Collin County Small Business Grant Program​ applications now being accepted online. Click here.

This Dog's Tale

This Dog's Tale

Lost dog’s microchip turns tale of woe into happy family reunion

Dora’s lost-and-found story is undeniably heart-warming. And a good reminder on how to increase the odds of getting a lost pet back home.

Frightened by fireworks going off in her neighborhood last July 4th, she jumped her family’s fence in Frisco in a panic. Seven months later, a determined  animal control officer in McKinney trapped a very wary German Shepherd mix near Highway 380 and Highway 5 after unsuccessfully trying to coax her into his truck for two weeks.

When animal control brought the dog to the county’s animal shelter in early February, one of the first checks on the dog’s identify was to scan for a microchip. Dora was quickly identified, and her owners contacted to come get her.

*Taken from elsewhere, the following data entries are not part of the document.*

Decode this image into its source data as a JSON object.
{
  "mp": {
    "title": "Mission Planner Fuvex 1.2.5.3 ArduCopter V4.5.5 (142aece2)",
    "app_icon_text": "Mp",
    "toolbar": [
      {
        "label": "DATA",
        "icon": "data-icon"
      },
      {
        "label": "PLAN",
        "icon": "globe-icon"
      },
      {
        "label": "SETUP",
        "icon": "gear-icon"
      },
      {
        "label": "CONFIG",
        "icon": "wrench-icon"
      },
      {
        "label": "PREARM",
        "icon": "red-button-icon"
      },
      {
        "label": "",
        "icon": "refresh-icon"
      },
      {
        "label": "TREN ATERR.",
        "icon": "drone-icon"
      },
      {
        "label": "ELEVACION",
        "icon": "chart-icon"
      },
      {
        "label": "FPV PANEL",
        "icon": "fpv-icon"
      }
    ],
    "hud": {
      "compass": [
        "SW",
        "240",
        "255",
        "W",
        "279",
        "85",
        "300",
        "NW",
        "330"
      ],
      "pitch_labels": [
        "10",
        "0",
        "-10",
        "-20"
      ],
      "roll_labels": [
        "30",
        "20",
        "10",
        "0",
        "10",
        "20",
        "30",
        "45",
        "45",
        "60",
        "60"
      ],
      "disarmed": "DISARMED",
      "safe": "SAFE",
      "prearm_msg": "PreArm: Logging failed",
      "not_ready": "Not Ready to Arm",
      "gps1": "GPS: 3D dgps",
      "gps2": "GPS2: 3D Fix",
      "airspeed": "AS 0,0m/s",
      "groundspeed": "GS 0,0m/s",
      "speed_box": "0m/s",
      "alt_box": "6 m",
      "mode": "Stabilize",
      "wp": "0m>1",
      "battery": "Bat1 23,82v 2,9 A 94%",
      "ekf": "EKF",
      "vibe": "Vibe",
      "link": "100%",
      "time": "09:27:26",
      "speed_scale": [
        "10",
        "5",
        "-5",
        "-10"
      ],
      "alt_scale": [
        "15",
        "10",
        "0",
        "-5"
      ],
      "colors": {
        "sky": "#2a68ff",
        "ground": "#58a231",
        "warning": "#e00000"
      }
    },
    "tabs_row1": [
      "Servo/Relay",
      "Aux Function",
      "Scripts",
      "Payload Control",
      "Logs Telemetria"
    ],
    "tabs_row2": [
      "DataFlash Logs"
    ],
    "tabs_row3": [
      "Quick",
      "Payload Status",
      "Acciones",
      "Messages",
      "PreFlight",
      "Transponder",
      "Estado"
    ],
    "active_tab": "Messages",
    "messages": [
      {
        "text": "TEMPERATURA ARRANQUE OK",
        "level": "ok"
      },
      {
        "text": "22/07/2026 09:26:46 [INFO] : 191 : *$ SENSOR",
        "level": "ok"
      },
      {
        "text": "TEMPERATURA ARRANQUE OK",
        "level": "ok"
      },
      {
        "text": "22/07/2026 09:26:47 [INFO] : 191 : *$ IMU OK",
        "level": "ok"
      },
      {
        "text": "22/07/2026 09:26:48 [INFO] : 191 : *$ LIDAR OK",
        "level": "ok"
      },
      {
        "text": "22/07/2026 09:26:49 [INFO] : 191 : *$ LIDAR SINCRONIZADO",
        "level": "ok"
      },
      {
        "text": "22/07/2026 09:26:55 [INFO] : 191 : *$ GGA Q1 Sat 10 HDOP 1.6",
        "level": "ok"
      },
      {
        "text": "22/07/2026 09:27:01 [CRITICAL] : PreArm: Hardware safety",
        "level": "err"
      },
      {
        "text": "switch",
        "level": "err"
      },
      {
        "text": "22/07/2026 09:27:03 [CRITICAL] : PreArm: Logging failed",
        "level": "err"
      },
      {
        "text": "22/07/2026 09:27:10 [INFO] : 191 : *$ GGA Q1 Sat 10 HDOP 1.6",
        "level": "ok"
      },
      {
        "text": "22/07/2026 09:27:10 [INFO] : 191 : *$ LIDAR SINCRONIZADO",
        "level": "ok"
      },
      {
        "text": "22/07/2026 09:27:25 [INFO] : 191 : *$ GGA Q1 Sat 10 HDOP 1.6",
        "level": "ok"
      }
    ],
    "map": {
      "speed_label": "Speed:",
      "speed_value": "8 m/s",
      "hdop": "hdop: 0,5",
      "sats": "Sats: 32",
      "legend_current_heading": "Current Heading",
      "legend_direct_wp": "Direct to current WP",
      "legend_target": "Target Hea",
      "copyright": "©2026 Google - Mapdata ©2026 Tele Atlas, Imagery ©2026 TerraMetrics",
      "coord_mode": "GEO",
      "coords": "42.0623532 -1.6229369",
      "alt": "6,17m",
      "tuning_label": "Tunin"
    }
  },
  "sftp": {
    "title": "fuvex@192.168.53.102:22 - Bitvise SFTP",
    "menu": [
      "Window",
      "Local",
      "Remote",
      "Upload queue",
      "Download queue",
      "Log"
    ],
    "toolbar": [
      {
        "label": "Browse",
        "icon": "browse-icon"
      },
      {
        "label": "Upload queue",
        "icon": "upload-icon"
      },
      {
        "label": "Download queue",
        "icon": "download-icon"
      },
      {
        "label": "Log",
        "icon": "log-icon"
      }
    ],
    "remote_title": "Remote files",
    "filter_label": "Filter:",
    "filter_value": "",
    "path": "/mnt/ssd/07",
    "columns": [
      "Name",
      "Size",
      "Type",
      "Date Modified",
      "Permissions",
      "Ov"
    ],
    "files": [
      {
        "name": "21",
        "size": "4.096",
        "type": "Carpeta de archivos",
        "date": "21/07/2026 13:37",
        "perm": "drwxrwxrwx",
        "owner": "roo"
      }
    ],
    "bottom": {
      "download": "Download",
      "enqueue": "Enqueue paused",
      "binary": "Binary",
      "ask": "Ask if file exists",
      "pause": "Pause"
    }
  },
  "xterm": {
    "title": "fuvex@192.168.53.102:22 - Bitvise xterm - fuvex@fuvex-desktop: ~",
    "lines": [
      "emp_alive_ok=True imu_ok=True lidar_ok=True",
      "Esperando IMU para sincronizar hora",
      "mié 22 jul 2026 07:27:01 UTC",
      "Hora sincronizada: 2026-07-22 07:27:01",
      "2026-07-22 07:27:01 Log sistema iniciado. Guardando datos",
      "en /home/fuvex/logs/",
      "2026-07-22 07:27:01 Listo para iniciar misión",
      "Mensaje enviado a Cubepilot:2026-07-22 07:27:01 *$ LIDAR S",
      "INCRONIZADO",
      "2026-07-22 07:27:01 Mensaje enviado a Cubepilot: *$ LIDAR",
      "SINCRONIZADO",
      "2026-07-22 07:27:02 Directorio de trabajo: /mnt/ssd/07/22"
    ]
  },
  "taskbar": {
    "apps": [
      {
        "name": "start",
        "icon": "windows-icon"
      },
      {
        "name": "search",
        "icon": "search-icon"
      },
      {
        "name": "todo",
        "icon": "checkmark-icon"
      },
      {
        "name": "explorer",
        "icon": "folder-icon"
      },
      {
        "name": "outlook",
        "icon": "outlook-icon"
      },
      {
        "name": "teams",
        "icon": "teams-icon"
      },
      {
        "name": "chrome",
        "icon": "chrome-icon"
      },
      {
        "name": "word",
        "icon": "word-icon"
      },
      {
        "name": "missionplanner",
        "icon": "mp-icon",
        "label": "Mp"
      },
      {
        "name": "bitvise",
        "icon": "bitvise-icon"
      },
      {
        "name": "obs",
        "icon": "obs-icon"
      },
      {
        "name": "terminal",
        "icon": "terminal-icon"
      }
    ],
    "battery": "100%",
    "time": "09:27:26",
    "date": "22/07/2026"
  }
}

Dora and Kery O’Bryan reunite in early February at the Animal Shelter, 7 months after the Shepherd mix was lost.
It didn’t’ take long for Kery O’Bryan to drive over and reacquaint himself with Dora. At first, the dog was scared and cautious when she was led out of the kennels and Kery let her take her time to jog her memory. It seemed as if Dora suspected it was too good to be true after being on her own for so long. Within a minute, though, it all registered with her. Her tale started wagging, and her face changed from cautious to relieved to joy.

He had searched high and low for Dora for month after she ran off, posted pictures of her online, but it turned up nothing on the family pet.

Kery told our volunteers that he’d he never given up on finding his dog. At one point during those months, animal control called him and said they had found her hit by a car. He insisted they scan the dog for a microchip because, as he said, Dora was too smart to get hit. He was right; it wasn't Dora.

So it’s no coincidence that we use Dora’s tale to demonstrate just how important it is to microchip your family pet. They work.

Placing a microchip in your pet can easily be done by your veterinarian and the data is registered with the chip‘s manufacturer and put into a database. Costs can vary from $15 to $50. The Texas Coalition for Animal Protection​, who conduct periodic low-cost vaccination and spay-neuter clinics at our Animal Shelter , discount chip placement when spaying and neutering is done, from $30 down to $20 for the Home Again Microchip.

Regardless of what chip you choose or who you choose to implant it, make sure to keep your contact information up-to-date on the manufacturer’s database so that, in the event your pet gets loose, you can be found, too.



View Past Features